Web page and app entries
--

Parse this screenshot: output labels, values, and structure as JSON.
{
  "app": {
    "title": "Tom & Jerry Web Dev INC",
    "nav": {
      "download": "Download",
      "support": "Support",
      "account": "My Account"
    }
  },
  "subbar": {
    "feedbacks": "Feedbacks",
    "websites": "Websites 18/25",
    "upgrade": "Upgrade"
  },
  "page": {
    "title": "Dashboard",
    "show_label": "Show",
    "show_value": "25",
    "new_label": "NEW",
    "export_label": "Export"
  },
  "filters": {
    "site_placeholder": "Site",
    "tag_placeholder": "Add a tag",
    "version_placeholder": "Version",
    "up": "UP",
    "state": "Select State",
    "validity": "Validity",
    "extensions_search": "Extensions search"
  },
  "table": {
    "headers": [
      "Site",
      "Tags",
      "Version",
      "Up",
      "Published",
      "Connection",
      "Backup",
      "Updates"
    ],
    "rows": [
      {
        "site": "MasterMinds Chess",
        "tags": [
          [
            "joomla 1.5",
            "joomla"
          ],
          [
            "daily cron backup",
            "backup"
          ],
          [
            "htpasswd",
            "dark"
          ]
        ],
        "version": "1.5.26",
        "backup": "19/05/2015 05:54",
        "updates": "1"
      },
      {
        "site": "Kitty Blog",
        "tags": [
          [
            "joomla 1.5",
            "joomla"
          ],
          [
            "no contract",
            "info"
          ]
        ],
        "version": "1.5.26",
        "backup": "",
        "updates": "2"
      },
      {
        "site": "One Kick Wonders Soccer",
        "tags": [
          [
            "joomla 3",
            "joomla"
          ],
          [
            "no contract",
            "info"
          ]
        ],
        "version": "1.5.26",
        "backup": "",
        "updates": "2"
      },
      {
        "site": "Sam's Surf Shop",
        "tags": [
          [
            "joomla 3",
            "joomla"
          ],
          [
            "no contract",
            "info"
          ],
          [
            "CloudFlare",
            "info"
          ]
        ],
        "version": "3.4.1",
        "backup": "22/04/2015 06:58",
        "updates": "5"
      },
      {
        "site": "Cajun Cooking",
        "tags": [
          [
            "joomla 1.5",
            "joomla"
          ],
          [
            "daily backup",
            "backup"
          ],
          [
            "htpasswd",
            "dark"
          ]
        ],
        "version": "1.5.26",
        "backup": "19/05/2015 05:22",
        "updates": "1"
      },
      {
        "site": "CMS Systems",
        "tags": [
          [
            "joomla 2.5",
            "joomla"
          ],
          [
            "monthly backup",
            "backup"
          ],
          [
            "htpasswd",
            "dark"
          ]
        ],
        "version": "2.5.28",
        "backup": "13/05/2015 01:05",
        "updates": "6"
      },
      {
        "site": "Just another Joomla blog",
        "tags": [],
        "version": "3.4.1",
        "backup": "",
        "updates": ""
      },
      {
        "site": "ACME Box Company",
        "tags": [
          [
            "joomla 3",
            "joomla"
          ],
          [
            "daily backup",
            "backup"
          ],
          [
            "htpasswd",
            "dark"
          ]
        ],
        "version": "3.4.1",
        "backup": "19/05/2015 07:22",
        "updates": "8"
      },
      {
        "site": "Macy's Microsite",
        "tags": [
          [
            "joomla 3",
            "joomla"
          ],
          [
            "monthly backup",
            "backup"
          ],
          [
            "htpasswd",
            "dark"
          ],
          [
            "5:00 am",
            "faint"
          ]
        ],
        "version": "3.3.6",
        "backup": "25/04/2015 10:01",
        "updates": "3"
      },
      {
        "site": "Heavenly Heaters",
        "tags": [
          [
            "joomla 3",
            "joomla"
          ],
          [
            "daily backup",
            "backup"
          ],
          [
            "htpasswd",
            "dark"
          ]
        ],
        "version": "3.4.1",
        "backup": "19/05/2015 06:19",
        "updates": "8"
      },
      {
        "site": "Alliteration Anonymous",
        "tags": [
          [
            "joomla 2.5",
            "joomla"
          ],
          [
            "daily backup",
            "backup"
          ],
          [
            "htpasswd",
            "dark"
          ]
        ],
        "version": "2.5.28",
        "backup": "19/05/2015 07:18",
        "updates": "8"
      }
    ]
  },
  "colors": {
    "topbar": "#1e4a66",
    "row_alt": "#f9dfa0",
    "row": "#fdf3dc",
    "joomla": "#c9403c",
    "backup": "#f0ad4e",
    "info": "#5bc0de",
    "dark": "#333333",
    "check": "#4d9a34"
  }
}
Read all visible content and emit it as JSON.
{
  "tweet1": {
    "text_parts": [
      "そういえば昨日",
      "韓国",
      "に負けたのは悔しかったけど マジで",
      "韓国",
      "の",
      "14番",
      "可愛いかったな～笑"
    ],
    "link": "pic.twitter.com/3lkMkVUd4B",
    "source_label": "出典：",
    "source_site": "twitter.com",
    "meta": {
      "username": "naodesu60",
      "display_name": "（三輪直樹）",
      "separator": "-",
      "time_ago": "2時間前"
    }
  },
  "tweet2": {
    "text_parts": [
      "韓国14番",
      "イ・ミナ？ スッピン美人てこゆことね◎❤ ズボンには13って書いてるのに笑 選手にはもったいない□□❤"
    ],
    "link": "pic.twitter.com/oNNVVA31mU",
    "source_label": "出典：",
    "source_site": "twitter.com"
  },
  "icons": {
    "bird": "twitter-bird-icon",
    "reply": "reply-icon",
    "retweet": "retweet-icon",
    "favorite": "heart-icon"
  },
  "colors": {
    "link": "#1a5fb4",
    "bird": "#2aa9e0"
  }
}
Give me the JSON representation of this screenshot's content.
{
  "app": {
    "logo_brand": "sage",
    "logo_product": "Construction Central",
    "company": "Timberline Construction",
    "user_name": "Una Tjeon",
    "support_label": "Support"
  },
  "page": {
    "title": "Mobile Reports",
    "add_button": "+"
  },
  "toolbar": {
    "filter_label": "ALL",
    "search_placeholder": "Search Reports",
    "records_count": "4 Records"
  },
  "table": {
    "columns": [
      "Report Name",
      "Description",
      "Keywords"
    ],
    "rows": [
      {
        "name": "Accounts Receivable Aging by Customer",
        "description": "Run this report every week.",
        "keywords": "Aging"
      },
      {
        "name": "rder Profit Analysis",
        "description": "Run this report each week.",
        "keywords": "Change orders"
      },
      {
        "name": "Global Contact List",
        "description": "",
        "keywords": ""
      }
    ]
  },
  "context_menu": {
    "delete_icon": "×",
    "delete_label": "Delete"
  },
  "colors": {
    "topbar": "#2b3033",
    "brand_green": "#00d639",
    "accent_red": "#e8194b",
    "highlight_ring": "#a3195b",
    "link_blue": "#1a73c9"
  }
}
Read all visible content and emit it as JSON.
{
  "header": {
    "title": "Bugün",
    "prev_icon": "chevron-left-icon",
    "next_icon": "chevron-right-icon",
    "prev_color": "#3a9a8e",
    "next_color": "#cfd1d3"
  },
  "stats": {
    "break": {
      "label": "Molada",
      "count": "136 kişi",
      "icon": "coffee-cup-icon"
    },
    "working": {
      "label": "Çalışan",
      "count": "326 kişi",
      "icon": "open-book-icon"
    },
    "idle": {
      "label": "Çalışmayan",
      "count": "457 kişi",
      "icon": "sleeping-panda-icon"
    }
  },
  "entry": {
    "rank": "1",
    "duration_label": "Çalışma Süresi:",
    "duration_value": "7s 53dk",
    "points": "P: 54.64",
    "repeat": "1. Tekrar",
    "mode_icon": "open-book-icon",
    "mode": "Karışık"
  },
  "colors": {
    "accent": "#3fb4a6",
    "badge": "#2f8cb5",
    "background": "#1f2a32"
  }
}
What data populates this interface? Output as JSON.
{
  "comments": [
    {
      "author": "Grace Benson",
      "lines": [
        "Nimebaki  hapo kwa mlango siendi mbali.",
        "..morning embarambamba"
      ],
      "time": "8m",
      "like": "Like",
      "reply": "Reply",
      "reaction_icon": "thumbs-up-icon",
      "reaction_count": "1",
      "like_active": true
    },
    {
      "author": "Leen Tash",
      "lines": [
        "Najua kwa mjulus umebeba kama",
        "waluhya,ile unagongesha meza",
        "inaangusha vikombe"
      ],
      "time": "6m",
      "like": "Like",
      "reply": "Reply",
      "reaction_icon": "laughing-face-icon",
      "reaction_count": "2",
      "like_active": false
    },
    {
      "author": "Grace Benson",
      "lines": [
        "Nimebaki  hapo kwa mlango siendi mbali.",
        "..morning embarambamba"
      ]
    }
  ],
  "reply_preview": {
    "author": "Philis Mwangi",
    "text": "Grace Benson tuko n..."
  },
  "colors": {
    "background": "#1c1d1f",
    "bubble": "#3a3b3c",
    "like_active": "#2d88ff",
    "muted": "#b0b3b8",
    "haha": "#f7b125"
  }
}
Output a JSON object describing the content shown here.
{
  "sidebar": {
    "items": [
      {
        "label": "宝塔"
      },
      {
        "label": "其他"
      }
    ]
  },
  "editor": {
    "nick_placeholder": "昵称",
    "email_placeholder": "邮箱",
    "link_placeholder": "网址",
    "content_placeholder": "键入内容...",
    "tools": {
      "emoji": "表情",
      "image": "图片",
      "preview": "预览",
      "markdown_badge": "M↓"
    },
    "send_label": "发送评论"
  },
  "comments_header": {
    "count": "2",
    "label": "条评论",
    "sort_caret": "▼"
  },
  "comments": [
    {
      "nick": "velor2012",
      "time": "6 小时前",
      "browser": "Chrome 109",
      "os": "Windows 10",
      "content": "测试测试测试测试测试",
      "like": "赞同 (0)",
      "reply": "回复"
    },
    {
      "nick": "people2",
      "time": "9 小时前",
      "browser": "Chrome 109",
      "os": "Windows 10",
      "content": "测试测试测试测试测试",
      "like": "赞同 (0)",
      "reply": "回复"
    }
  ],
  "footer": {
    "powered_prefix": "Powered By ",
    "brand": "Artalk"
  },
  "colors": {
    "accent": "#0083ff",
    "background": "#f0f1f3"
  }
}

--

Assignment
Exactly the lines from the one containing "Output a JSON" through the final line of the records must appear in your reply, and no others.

Final answer
Output a JSON object describing the content shown here.
{
  "sidebar": {
    "items": [
      {
        "label": "宝塔"
      },
      {
        "label": "其他"
      }
    ]
  },
  "editor": {
    "nick_placeholder": "昵称",
    "email_placeholder": "邮箱",
    "link_placeholder": "网址",
    "content_placeholder": "键入内容...",
    "tools": {
      "emoji": "表情",
      "image": "图片",
      "preview": "预览",
      "markdown_badge": "M↓"
    },
    "send_label": "发送评论"
  },
  "comments_header": {
    "count": "2",
    "label": "条评论",
    "sort_caret": "▼"
  },
  "comments": [
    {
      "nick": "velor2012",
      "time": "6 小时前",
      "browser": "Chrome 109",
      "os": "Windows 10",
      "content": "测试测试测试测试测试",
      "like": "赞同 (0)",
      "reply": "回复"
    },
    {
      "nick": "people2",
      "time": "9 小时前",
      "browser": "Chrome 109",
      "os": "Windows 10",
      "content": "测试测试测试测试测试",
      "like": "赞同 (0)",
      "reply": "回复"
    }
  ],
  "footer": {
    "powered_prefix": "Powered By ",
    "brand": "Artalk"
  },
  "colors": {
    "accent": "#0083ff",
    "background": "#f0f1f3"
  }
}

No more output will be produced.